I know you are probably expecting an update on the cross-country move. Well, all I can tell you is that:
my pretty new kitchen
1.) We are still negotiating repairs on our new house, which may end up delaying our move-in date. So so sad!! I’m choosing to hope for the best. Moving in July 1st or bust!!!
2.) JD and Dan are having trouble adjusting to the “bees”, and by bees, they mean GNATS.
He’s happy for a few moments, until the gnats start in on his sweaty face again.
and 3.) The big boys spent their last day in California playing with neighborhood friends and skateboarding while the movers are loading our truck. Caleb even got to go on a behind-the-scenes tour of the Monterey Aquarium with one of his best buds. (Thank you, Joy!!!)
Caleb and our sweet friends
Each time I looked down this street of mostly empty houses, the homes of my friends who all moved out a week before I did, I would feel that sad longing to live a regular life, where people only move occasionally, where you grow old with the same group of people.
Wouldn’t it be nice to say good-bye less often?
But that’s not our life. In our world, you don’t watch your kids grow up together. You spend a few years with each new friend, and then it’s on to the next town. And who knows what awaits us all there? We have only to trust God with our future because most of it is out of our control anyway.
Move-out week was hectic, but it ends suddenly, and before you know it, you are on new ground.
As I entered the health clinic of our new duty station, I found my way to the Tricare office.
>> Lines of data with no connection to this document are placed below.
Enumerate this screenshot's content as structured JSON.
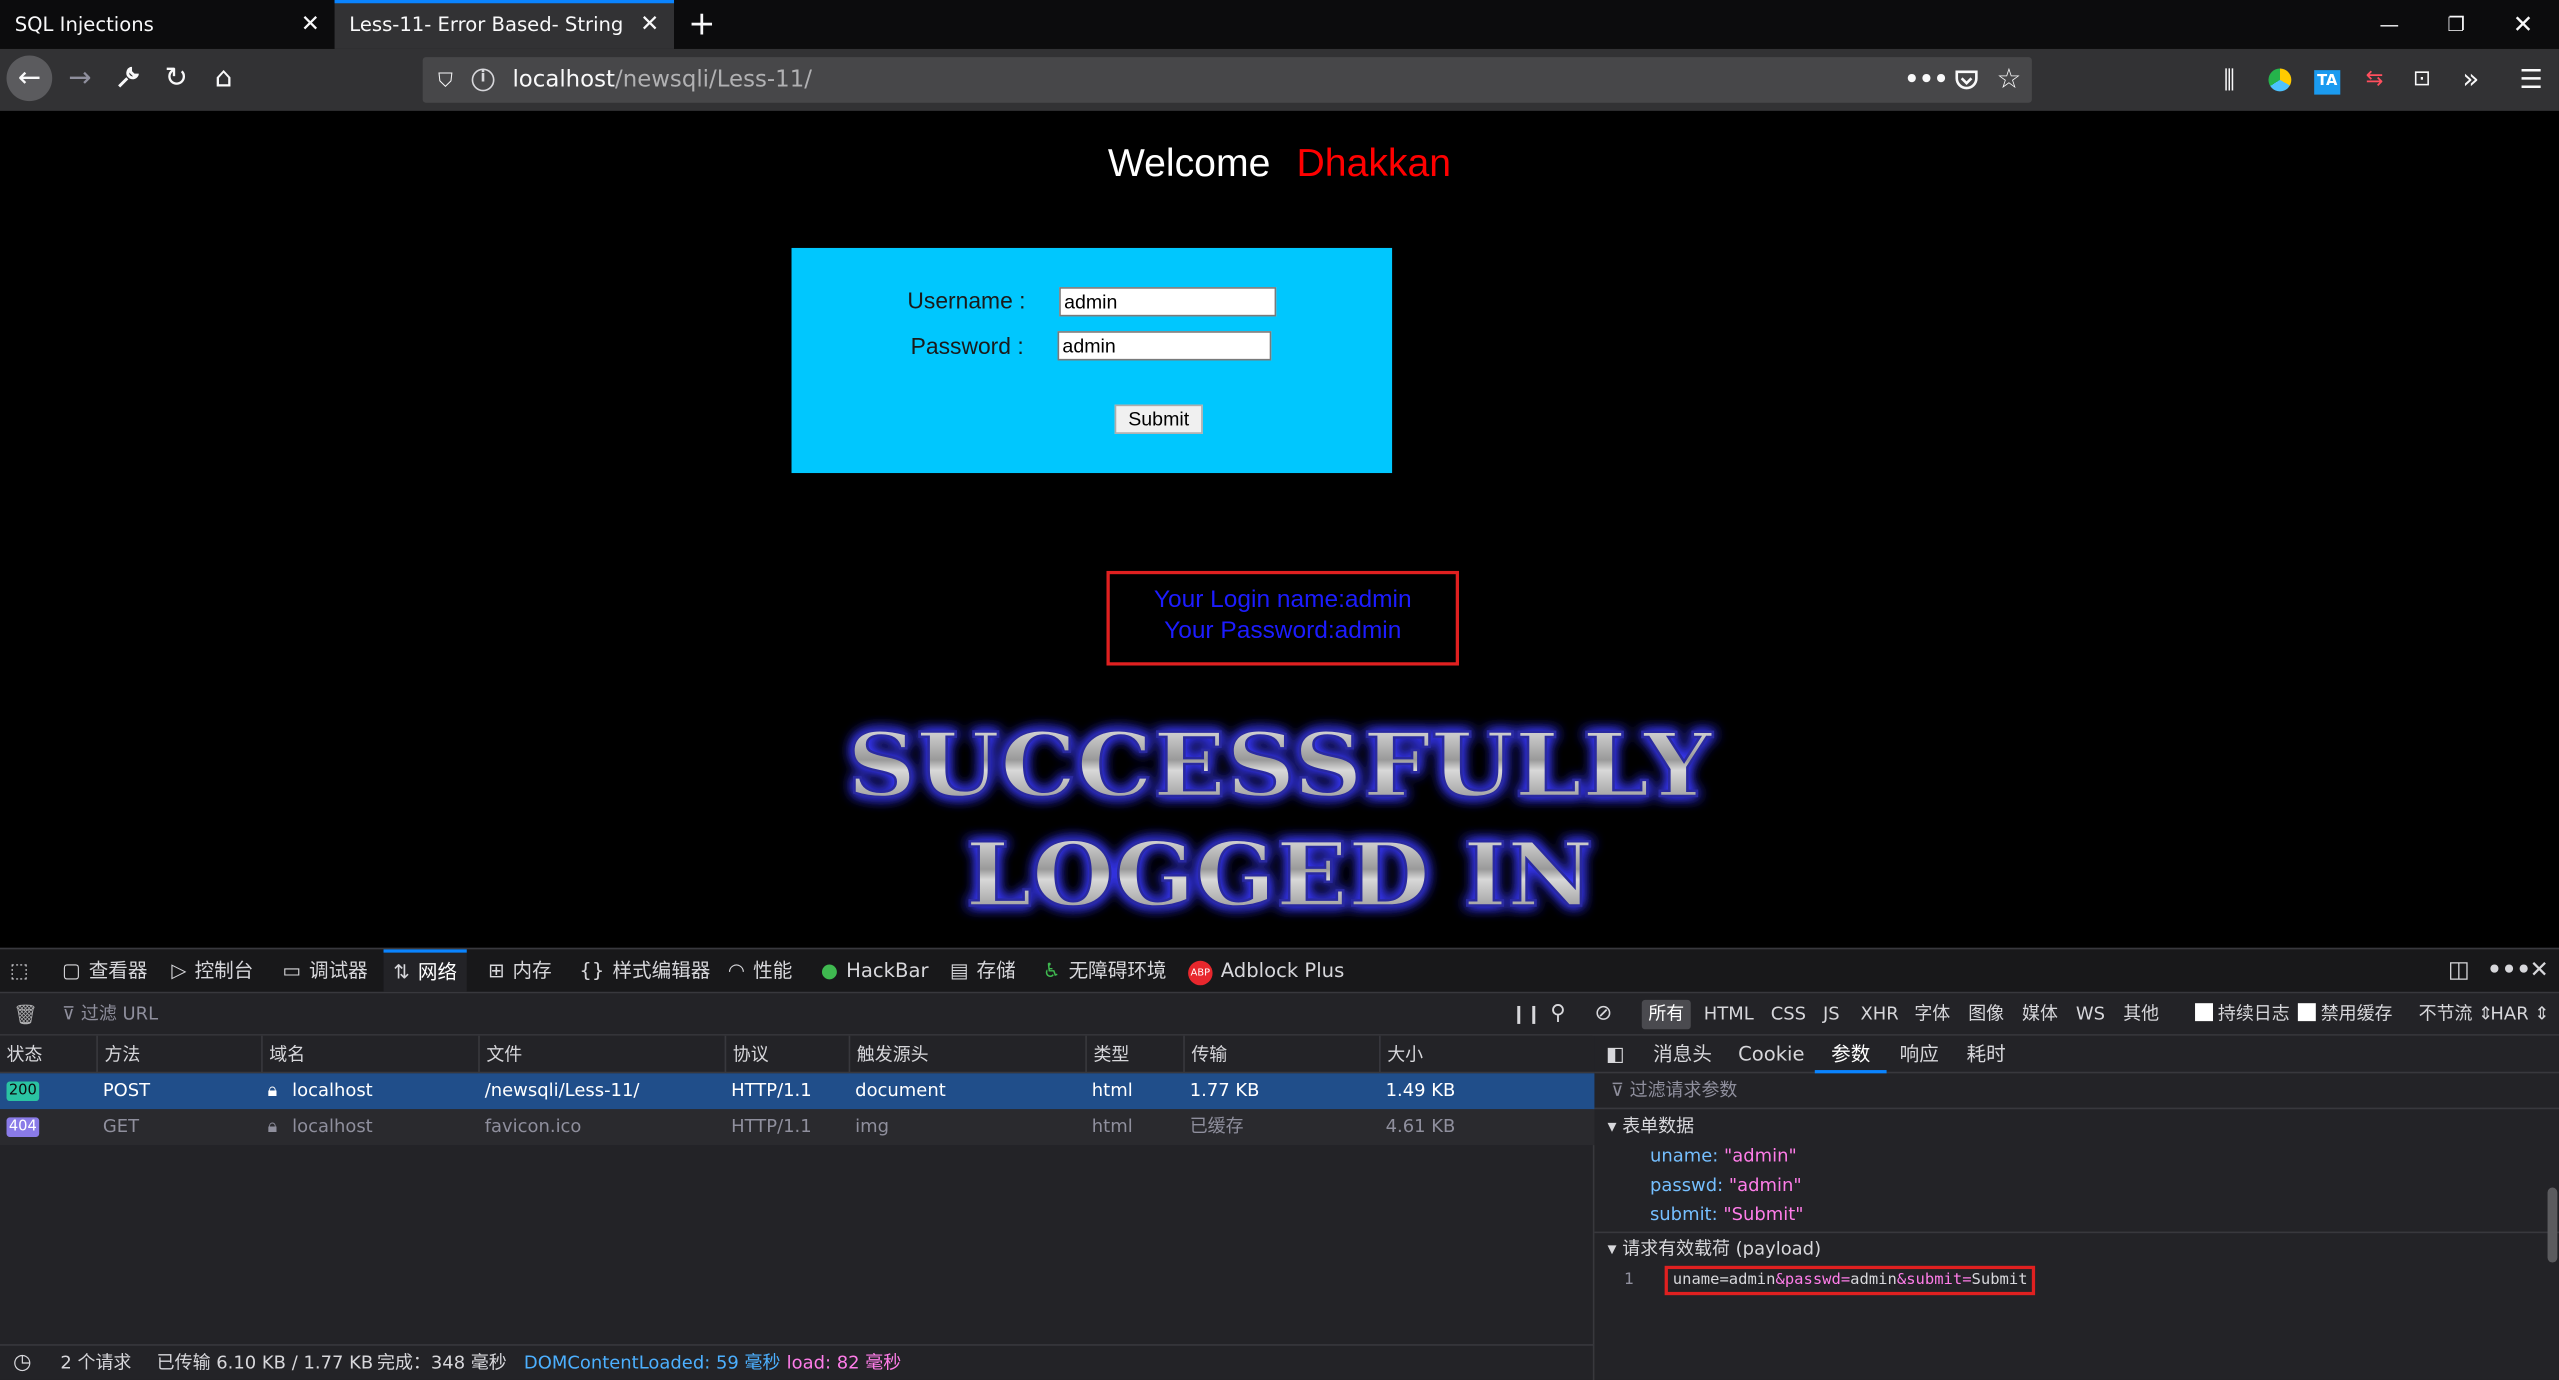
{
  "browser": {
    "tabs": [
      {
        "label": "SQL Injections"
      },
      {
        "label": "Less-11- Error Based- String"
      }
    ],
    "url": {
      "host": "localhost",
      "path": "/newsqli/Less-11/"
    }
  },
  "page": {
    "welcome": "Welcome",
    "name": "Dhakkan",
    "username_label": "Username :",
    "password_label": "Password :",
    "username_value": "admin",
    "password_value": "admin",
    "submit_label": "Submit",
    "result_line1": "Your Login name:admin",
    "result_line2": "Your Password:admin",
    "success_line1": "SUCCESSFULLY",
    "success_line2": "LOGGED IN",
    "colors": {
      "welcome_name": "#ff0000",
      "login_box": "#00c7fe",
      "result_text": "#1c1cff",
      "highlight_border": "#e02020"
    }
  },
  "devtools": {
    "tabs": [
      "查看器",
      "控制台",
      "调试器",
      "网络",
      "内存",
      "样式编辑器",
      "性能",
      "HackBar",
      "存储",
      "无障碍环境",
      "Adblock Plus"
    ],
    "active_tab": "网络",
    "filter_placeholder": "过滤 URL",
    "type_filters": [
      "所有",
      "HTML",
      "CSS",
      "JS",
      "XHR",
      "字体",
      "图像",
      "媒体",
      "WS",
      "其他"
    ],
    "persist_log": "持续日志",
    "disable_cache": "禁用缓存",
    "throttle": "不节流 ⇕",
    "har": "HAR ⇕",
    "columns": [
      "状态",
      "方法",
      "域名",
      "文件",
      "协议",
      "触发源头",
      "类型",
      "传输",
      "大小"
    ],
    "requests": [
      {
        "status": "200",
        "method": "POST",
        "domain": "localhost",
        "file": "/newsqli/Less-11/",
        "protocol": "HTTP/1.1",
        "cause": "document",
        "type": "html",
        "transferred": "1.77 KB",
        "size": "1.49 KB"
      },
      {
        "status": "404",
        "method": "GET",
        "domain": "localhost",
        "file": "favicon.ico",
        "protocol": "HTTP/1.1",
        "cause": "img",
        "type": "html",
        "transferred": "已缓存",
        "size": "4.61 KB"
      }
    ],
    "statusbar": {
      "requests": "2 个请求",
      "transferred": "已传输 6.10 KB / 1.77 KB",
      "finish": "完成：348 毫秒",
      "dcl": "DOMContentLoaded: 59 毫秒",
      "load": "load: 82 毫秒"
    },
    "side_tabs": [
      "消息头",
      "Cookie",
      "参数",
      "响应",
      "耗时"
    ],
    "side_active": "参数",
    "params_filter": "过滤请求参数",
    "form_data_title": "表单数据",
    "form_data": [
      {
        "key": "uname:",
        "value": "\"admin\""
      },
      {
        "key": "passwd:",
        "value": "\"admin\""
      },
      {
        "key": "submit:",
        "value": "\"Submit\""
      }
    ],
    "payload_title": "请求有效载荷 (payload)",
    "payload_line_no": "1",
    "payload_parts": [
      "uname=admin",
      "&passwd=",
      "admin",
      "&submit=",
      "Submit"
    ]
  }
}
And I couldn’t help but think about how time has changed us. When we started this journey of military service, we were in our early 20s. Alan had finished his training and was ready to take on his first true duty assignment.
a very young us
At each new post, you have to go enroll in Tricare and have them assign you a doctor. Way back when we began, in a Texas installation, we stumbled in with clueless bravery and happiness. We were both timid and excited. It was all such an adventure. Well, Alan was the brave hard-charger. I was the timid one, probably asking to wait in the car.
But on this Tuesday, many moons later, I no longer feel timid. I called first. Why bother walking in there if the clinic doesn’t even have a Tricare office, I figured. I went without my husband, because I no longer need him to accompany me. Each post does things slightly differently though, so I had to figure this new one out. And when you do that, you have to inevitably provide a little background. Who are you? What do you need? Where are you coming from?
As it turns out, you now enroll on the phone, so that’s what I did. That’s new. But in the meantime, I asked the girl in the insurance office about the local system for health care. How are the doctors? Where’s the family clinic? Do you outsource for cardiology and pediatric neurology? I got my questions answered, and somehow it came up that I’ve moved 9 times already.
the 9th move
9 times. And suddenly I felt a bit like Tom Hanks in Castaway. You remember when he finally returns to civilization, after being stranded on that island for so many years? And they ask him questions, and it’s just like….where do you even begin to explain?
How do I explain? And people have begun to ask me how close we are to retiring from the military. Huh. How can this be? Where did the time go?
I can’t say that I do still feel like that 22-year-old girl, standing by the bus, hugging my soldier as he shipped out to Iraq because I don’t feel at all the same. I’m not the same. Alan is not the same. We are older, wiser, loaded down with children, far less emotional, and less extreme on all accounts. We are both hardened and softened, and we are nowhere near finished.
the first time I welcomed Alan home, 12 years ago
However, I am still just as ready to meet whatever comes our way as I was fourteen years ago.
Here’s to all the adventurers, the nomads, and the wanderers. May we always be learning, always seeking, and never shy away from the call of the ocean, or the Lord, or whatever calling it is that we follow on our path.
As for me and my house, we will follow the Lord. The government only thinks they call the shots. But it was never so plain who truly directs our steps as it was the day that I sat in a doctor’s office, anxiously awaiting a doctor who had just explained to me that I needed medicine for my high blood pressure and racing heart. Stress was killing me. Right then, while the PA got my prescriptions signed off on by the doctor, I got a text from Alan.
That text said that Alan’s next job was taking us home!!! Just when I needed that news most! I could see God’s fingerprints so clearly. We had not even asked for a respite from our wandering, and yet we’ve been given two years at home. This happened once before. I never dreamed it would happen again. That morning, I felt the essence of soaring on the wings of eagles.
…30Though youths grow weary and tired, And vigorous young men stumble badly, 31Yet those who wait for the LORD Will gain new strength; They will mount up with wings like eagles, They will run and not grow tired, They will walk and not become weary. Isaiah 40:31
Daniel’s tee-ball team, coached by Alan, taking it in for one last huddle
Today Alan, Joshua, and Caleb say their good-byes. Dan, JD, and I await them down South. Good-bye sweet California friends. Thank you for being there for us through the hardest job I’ve ever had. Thank you for loving us when we needed it so badly.
Bring on the next adventure!